The opinion of the court was delivered by: Milton I. Shadur Senior United States District Judge
At the March 30, 2010 pretrial conference during which this Court conferred with counsel to address the parties' jointly submitted draft final pretrial order ("FPTO"), part of the discussion focused on the potential filing of any motions in limine, as well as this Court's identification of the need for a revised FPTO. As a result of that conference, this Court's March 30 minute order ("Order") set April 30 as the date for the submission (1) of an amended FPTO and (2) of any motions in limine with supporting memoranda, to be followed on May 14 by responses to those motions.
On April 30 this Court reviewed and entered an Amended Joint Final Pretrial Order, which had been tendered together with three defense motions in limine (Dkt. Nos. 60, 61 and 62). But then the previously scheduled response date of May 14 came and went without any input from the counsel for plaintiff Beverly Green ("Green"). This Court's minute clerk sought to follow up with Green's attorney on several occasions without success--apparently he had other things that he viewed as more pressing than complying with a court order.
Finally the minute clerk's repeated inquiries led to counsel's filing of his brief responses to the motions in limine (Dkt. Nos. 64, 65 and 66, aggregating just eight pages!). Not only was that filing 30 days late (it was made on June 13), but to add insult to injury counsel violated this District Court's LR 5.2(f)(which has been buttressed as well by this Court's opening paragraph of its website, which reminds all counsel of that LR's mandate) by failing to deliver the required hard copies of his responses to this Court's chambers.

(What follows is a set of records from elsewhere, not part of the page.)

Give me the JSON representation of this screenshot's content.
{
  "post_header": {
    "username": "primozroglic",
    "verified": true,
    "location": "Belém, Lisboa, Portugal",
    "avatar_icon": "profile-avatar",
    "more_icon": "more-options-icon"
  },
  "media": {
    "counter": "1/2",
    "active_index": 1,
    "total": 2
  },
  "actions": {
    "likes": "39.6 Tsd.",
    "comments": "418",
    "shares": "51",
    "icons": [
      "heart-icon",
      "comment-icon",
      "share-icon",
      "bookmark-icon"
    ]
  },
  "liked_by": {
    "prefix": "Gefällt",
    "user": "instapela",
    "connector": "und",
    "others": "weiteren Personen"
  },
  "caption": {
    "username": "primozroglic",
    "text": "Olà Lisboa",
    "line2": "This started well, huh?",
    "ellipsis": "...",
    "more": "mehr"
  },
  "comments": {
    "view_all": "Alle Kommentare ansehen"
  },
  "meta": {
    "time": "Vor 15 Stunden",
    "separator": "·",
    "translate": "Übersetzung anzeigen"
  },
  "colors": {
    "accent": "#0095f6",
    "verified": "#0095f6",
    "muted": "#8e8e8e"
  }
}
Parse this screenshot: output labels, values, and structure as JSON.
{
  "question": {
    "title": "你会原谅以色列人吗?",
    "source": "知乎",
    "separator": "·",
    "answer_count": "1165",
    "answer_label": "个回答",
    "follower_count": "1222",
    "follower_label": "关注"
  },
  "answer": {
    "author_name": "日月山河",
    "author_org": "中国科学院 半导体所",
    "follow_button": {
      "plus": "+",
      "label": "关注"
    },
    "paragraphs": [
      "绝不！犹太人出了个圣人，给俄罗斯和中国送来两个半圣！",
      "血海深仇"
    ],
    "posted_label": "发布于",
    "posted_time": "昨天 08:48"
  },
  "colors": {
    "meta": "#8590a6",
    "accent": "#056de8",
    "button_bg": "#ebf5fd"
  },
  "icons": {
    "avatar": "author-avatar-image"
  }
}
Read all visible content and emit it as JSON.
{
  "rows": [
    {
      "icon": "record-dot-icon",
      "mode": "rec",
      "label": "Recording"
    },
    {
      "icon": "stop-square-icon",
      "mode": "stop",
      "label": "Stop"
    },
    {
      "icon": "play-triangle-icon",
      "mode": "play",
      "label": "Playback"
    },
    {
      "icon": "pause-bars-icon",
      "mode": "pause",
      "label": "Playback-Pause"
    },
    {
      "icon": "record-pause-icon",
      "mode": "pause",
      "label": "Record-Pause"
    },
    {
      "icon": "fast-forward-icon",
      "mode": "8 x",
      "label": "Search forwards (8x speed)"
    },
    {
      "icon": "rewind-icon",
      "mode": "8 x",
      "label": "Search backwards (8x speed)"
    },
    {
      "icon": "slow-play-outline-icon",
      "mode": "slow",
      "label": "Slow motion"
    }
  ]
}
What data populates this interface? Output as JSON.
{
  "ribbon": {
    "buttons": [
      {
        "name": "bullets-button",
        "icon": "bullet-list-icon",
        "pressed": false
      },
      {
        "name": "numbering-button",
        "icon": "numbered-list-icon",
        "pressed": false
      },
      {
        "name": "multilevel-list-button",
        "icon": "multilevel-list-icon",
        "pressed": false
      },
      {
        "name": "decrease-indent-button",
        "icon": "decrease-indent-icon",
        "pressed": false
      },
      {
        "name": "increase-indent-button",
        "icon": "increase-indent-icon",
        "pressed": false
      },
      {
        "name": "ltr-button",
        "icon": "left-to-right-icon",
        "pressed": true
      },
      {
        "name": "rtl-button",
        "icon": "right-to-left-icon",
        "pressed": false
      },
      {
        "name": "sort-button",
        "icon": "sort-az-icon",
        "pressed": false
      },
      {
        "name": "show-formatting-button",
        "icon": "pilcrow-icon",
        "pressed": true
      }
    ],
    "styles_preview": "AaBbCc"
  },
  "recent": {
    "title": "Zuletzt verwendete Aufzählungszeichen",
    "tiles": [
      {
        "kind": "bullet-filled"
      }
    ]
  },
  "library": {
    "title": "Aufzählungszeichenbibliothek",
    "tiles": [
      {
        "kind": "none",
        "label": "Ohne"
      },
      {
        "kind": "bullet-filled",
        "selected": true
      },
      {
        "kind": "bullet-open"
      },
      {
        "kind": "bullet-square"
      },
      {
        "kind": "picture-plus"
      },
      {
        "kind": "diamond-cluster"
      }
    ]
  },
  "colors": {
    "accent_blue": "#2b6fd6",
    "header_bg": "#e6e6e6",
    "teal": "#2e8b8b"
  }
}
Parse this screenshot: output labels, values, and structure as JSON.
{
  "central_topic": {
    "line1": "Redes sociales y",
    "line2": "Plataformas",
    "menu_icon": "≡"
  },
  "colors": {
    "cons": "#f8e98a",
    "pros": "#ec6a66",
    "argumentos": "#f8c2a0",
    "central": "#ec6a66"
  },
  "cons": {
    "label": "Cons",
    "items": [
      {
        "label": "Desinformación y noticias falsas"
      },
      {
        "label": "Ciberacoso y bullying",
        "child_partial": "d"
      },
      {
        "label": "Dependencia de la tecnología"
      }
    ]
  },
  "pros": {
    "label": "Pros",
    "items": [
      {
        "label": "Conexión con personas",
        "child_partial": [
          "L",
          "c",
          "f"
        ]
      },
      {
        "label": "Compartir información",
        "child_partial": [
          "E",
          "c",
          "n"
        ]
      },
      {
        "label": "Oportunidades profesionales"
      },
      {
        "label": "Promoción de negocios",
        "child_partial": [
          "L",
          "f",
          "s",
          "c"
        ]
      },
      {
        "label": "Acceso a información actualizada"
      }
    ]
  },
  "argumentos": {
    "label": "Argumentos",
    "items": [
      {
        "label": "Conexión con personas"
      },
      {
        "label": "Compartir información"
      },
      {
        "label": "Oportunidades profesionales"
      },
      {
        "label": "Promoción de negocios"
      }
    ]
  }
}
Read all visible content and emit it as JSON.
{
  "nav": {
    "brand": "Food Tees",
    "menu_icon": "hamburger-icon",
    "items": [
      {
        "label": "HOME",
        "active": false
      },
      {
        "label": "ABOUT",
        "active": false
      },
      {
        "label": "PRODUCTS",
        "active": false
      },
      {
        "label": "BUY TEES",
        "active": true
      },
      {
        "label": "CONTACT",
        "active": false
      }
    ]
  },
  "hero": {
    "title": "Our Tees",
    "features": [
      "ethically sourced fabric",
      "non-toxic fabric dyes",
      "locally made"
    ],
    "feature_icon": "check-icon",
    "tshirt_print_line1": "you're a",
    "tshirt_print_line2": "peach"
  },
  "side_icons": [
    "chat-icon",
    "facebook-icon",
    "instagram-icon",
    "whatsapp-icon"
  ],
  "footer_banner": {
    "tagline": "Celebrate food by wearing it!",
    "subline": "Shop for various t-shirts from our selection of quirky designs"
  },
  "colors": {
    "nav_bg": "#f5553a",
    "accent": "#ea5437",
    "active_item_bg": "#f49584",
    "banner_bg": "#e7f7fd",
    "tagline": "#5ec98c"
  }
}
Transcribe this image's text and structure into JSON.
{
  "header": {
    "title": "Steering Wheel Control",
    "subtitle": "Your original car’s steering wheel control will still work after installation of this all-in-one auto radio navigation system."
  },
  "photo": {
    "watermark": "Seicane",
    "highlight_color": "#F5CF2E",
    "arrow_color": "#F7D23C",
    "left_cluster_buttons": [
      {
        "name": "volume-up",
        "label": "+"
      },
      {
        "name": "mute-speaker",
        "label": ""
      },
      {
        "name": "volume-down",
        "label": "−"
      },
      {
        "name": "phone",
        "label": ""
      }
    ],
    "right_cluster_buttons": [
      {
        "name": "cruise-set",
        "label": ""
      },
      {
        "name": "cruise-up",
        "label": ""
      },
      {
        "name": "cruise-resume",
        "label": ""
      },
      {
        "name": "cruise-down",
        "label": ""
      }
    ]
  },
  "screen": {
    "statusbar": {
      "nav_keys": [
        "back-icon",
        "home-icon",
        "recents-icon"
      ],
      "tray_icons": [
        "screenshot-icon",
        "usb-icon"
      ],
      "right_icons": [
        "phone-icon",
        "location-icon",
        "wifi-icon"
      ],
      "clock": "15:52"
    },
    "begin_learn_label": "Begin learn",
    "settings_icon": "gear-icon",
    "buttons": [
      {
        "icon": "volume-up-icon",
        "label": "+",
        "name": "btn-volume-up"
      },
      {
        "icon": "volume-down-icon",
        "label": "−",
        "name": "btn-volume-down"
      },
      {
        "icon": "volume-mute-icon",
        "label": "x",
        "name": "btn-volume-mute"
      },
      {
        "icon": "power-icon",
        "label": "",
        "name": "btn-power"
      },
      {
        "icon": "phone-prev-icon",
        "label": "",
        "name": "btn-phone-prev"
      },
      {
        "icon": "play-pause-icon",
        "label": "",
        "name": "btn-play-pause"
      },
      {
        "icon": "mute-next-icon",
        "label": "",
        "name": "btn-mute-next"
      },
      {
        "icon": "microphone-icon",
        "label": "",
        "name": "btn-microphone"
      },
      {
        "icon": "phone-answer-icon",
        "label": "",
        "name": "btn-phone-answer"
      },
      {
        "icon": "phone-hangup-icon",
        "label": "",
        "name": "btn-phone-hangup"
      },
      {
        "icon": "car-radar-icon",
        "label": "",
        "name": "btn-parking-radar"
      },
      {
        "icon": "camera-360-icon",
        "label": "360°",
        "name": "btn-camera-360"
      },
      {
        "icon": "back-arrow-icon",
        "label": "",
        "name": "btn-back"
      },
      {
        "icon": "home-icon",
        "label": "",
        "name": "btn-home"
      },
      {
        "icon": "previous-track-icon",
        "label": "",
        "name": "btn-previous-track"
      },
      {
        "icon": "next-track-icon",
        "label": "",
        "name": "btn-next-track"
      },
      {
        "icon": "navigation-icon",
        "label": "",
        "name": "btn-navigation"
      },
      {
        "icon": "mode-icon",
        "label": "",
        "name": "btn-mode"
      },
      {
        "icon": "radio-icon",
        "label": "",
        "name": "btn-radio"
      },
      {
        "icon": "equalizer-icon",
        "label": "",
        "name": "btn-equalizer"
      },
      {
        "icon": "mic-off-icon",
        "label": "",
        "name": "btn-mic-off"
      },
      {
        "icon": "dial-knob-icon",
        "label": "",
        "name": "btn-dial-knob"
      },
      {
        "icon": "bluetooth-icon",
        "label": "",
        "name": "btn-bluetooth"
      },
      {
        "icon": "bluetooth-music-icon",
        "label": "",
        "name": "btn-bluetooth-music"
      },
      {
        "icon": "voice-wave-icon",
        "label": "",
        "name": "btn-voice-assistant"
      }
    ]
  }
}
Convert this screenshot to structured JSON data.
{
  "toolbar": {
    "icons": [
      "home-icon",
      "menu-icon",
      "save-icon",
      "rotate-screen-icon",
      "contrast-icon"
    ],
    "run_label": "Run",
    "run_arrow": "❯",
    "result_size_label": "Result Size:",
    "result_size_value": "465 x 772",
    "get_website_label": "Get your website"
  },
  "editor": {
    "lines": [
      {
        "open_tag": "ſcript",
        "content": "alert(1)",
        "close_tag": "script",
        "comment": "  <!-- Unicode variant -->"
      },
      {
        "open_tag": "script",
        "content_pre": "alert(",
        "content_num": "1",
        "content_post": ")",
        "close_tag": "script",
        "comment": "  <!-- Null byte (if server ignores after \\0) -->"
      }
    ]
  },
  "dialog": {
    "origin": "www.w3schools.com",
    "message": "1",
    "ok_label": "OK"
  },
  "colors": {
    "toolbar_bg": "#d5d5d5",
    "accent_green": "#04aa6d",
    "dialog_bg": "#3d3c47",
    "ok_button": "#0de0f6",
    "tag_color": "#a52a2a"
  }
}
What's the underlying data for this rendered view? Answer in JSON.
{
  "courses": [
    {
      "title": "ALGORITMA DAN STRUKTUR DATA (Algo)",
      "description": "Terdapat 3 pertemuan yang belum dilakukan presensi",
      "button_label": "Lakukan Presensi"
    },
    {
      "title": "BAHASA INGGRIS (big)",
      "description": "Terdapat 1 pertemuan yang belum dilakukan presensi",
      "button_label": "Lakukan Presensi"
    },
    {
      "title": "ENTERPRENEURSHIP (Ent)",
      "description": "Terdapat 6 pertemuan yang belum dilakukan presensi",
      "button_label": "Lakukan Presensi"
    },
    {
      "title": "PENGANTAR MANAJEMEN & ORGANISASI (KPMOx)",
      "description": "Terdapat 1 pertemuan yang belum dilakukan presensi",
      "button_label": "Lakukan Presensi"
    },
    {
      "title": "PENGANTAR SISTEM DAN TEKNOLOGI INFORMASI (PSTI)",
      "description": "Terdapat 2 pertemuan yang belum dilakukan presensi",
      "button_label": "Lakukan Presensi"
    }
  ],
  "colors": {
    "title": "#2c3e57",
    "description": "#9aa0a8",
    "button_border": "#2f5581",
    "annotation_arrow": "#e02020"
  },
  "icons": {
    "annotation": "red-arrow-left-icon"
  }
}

As chance would have it, this Court was out of the city when counsel got around to the June 13 filing, so that it learned of the filing only as the result of ordering an updated printout of the case docket.*fn1 As foretokened by this Court's website, it imposed a $200 fine on counsel by reason of his noncompliance. This memorandum order now turns to resolution of the three motions in limine that have been advanced by defendant Chicago Board of Education ("Board").
Dkt. 60 and the Dkt. 64 Response Board's counsel seeks to bar evidence of Green's prior evaluations by supervisors other than Tilden School Principal Leatrice Satterwhite ("Satterwhite"), who took the adverse employment action about which Green complains. That motion in limine cites to, and quotes from, Fortier v. Ameritech Mobile Commc'ns, Inc., 161 F.3d 1106, 1113 (7th Cir. 1998) (citation omitted):
Certainly, earlier evaluations cannot, by themselves, demonstrate the adequacy of performance at the crucial time when the employment action is taken. Nor can such evaluations, standing alone, create a genuine issue of triable fact when, as here, there have been substantial alterations in the employee's responsibilities and supervision in the intervening period.
But that very language confirms that such prior evaluations standing alone cannot head off a summary judgment, not that Green's past performance is irrelevant to her claim. Indeed, Judge Ripple had preceded the just-quoted language from Fortier with a confirmation that prior employment history may indeed be relevant and probative on occasion--and in this instance Green's performance in jobs in which she served Board over the years is clearly relevant to, and admissible as part of, the congeries of facts regarding her claim of retaliation. Hence Board's Dkt. 60 motion is denied.
Dkt. 61 and the Dkt. 65 Response Board also seeks to bar evidence that charges brought against Green by a parent for assertedly having committed battery against a child during a physical fight among students in Green's class were determined by the Department of Children and Family Services ("Department") to be unfounded. That charge had properly been reported to Department by Principal Satterwhite, and Board's counsel expresses the concern that any evidence as to Department's determination "places improper emphasis on whether Green was unjustly accused rather than on whether Principal Satterwhite violated Title VII by retaliating against Plaintiff."*fn2 That of course is a legitimate concern. But on the other side of the coin, for the trier of fact to hear evidence only about the charge without also getting any information as to its disposition would place Green in an unfavorable light that could well have an impact on the factfinding jury's resolution of the substantive merits of her Title VII claims--precisely the kind of consideration that underpins the inadmissibility of some evidence under Fed. R. Evid. 404(b) or 403 or both.
That would be manifestly unfair to Green. As her counsel asserts persuasively in the Dkt. 65 Response:
4. However, plaintiff was also disciplined for failing to properly supervise her class, an allegation which she maintains was false because she could not enter her classroom on the occasion cited in the absence of a responsible adult.
5. Plaintiff is willing to have all mention of the DCFS accusation, or its eventual result, excluded from evidence if the evidence of discipline imposed for failing to properly supervise her class is also excluded.
6. Plaintiff agrees that a mini-trial on the issue of whether she assaulted a student would be extremely prejudicial and would tend to distract and confuse the jury. But plaintiff strongly objects to the admission of evidence that the accusation was made or was investigated without allowing the jury to also know that DCFS determined the accusation to be unfounded.
7. Evidence that the accusation was unfounded is relevant not to show that the accusation was false, but simply to explain why plaintiff was allowed to return to normal classroom duties without having ...